Following the opening of a new freight rail link between Perpignan in southern France and the port of Barcelona in Spain last December (read more here), the Spanish government has announced it is pressing ahead with plans for a 1,300km freight rail link along its Mediterranean coast.
As part of the country’s proposed Mediterranean Corridor project, the rail link will eventually run from Barcelona in the north to Algeciras, on the south coast via Valencia, Murcia and Malaga, linking the southern cities with Central Europe via Perpignan on the same International Union of Railways (UIC) loading gauge.
The move promises to ease cross-border railway traffic and has been welcomed by carmakers operating in the country, including Spanish carmaker Seat and France’s PSA Peugeot-Citroën.
The Spanish minister of transport, José Blanco, said that €25.4 billion will be invested by 2020 at which time a rail link will be operative between Perpignan and Almería (in Andalusia). The final section between Almería and Algeciras, passing through Málaga, will be built later following the entire coast from Figueres to Algeciras and connecting all the most active ports on the Iberian Peninsula and railway logistics installations. It would enable the operation of trains of up to 750 metres in length and separate freight traffic from passenger traffic.
For carmaker Seat it will connect its facilities at Martorell (near Barcelona) to its European neighbours more efficiently and will boost the use of rail transport for vehicle export to the rest of Europe.
Seat factory manager, Juan Ramón Rodríguez, said the connection of Martorell to the UIC gauge would entail “cost savings, with the entire production chain deriving benefit, since differences between the Spanish and European railways gauges hampers cross-border railway traffic and limits improvements in company competitiveness”.
Seat is currently member of a group of companies, institutions and associations in the Spanish Mediterranean arc calling for a European goods railway gauge to be given priority status in the European Union.
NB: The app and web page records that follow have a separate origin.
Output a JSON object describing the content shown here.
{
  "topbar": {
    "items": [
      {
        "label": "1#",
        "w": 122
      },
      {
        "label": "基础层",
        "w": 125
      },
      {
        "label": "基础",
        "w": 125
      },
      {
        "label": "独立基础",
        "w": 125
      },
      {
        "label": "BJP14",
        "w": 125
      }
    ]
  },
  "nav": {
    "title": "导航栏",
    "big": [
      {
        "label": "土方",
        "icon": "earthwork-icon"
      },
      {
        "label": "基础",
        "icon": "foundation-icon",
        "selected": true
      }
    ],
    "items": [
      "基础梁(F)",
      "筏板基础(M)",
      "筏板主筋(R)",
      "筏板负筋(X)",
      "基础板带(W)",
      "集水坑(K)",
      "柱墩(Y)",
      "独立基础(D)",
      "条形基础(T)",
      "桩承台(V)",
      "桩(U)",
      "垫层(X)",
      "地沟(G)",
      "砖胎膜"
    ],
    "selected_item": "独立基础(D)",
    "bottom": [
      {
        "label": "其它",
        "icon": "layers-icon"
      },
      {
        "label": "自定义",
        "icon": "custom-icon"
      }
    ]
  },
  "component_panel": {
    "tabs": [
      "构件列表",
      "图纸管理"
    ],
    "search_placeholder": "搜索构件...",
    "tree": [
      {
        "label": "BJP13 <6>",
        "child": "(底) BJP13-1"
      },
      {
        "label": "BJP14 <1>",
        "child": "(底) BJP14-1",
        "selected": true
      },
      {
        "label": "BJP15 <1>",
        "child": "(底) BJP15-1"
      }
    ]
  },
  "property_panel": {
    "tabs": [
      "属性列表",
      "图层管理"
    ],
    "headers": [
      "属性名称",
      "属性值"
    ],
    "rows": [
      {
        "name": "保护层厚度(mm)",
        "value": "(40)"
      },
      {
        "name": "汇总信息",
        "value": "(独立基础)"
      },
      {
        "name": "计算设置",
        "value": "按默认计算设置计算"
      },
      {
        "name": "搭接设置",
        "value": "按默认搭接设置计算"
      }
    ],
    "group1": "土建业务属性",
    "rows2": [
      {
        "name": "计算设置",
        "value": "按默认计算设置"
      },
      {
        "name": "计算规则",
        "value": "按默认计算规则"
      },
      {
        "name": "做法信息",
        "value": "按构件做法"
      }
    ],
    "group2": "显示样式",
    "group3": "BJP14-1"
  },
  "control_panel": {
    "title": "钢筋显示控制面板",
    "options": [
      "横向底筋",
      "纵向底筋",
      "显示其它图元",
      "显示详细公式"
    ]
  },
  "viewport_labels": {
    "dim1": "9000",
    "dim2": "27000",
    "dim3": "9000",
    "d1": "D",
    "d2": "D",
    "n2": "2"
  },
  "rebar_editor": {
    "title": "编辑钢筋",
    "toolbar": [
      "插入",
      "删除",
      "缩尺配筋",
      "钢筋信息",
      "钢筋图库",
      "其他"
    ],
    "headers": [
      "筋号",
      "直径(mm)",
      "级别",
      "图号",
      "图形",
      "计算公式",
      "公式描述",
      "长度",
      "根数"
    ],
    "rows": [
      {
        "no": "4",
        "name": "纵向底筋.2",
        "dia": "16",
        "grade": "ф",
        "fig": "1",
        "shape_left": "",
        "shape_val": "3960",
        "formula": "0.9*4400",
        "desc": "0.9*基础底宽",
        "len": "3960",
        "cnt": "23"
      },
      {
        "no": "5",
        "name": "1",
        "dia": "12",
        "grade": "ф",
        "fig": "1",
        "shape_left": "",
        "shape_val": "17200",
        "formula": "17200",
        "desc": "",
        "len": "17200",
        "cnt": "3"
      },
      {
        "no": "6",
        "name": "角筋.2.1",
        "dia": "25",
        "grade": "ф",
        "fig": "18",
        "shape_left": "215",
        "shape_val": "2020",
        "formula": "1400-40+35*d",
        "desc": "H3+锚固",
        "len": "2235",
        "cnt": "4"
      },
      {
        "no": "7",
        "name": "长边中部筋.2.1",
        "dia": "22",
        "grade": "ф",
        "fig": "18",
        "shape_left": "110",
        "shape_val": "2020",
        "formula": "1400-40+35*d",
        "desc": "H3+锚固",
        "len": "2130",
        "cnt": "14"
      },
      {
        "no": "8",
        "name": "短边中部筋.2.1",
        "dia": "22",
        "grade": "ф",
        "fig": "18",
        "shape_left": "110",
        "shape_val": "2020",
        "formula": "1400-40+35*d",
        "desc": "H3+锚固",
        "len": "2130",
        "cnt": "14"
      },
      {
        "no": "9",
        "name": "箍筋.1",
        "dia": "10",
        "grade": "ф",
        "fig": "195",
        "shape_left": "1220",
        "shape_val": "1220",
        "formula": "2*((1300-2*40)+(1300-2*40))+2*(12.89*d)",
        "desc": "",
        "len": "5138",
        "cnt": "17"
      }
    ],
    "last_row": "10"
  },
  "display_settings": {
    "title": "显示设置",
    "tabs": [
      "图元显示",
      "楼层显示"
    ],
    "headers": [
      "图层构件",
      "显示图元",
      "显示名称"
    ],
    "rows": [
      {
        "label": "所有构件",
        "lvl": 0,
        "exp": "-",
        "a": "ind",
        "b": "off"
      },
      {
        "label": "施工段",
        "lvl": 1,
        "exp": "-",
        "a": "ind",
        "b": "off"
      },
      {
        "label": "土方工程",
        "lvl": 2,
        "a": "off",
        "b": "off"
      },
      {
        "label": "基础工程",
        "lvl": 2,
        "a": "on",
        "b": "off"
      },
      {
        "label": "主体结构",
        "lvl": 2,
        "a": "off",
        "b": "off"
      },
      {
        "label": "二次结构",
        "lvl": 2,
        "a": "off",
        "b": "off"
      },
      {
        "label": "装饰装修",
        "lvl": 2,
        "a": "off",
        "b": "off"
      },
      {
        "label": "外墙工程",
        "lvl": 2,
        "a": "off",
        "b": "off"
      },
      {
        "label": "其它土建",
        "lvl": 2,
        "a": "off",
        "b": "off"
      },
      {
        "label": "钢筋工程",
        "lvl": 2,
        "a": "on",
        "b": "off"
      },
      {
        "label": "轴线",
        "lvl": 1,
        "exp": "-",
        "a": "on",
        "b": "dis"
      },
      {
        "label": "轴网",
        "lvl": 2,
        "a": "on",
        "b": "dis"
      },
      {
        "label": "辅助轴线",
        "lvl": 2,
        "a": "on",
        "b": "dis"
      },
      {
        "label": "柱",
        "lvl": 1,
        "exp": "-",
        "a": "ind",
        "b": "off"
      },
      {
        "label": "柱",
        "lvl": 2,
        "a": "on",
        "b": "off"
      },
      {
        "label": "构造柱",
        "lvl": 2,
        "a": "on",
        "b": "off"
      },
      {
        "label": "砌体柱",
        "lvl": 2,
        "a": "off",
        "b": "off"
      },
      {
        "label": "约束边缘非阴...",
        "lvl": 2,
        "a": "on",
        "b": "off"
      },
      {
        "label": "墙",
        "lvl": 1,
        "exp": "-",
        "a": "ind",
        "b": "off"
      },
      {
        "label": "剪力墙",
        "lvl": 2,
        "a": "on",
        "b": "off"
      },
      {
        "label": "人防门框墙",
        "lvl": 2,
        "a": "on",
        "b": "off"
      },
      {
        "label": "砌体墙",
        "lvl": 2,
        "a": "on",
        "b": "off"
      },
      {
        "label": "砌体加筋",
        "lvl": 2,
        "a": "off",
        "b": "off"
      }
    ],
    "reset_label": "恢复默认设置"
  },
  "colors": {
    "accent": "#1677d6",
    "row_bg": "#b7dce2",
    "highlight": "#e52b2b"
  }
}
Seat said the project would allow it to move as much as 30% of its export production using this mode, doubling the current figures and enabling the company to move 75,000 vehicles by rail, or one of every three cars produced.
For PSA Peugeot-Citroën, which has Spanish plants in Vigo and Madrid, the switch to a European standard gauge and the move to 750-metre trains would remove delay and the possibility of damage during transhipment.
“Currently, standard sized trains in Spain are much smaller than those in France,” a spokesperson told Automotive Logistics News. “This means that we have to take apart two French trains to make three Spanish trains, or use shorter trains in France at virtually the same cost as optimised trains.”
PSA said that there are no automobile carrier unloading terminals in Barcelona connected via UIC standard gauge lines at the moment.
“Priority was placed on connecting the line to multimodal terminals. Branch lines for the automobile industry are scheduled to open in 2013,” the spokesperson confirmed.
For now, the only solution is to unload the vehicles at a station near the port and ferry them overland to their destination; something that the new freight development aims to tackle.
Spain showed 19% growth in exports from the automotive sector in January (16.5% of the monthly total). Per heading, there was an increase of 31.3% in the export of components and of 13.8% in the export of finished vehicles.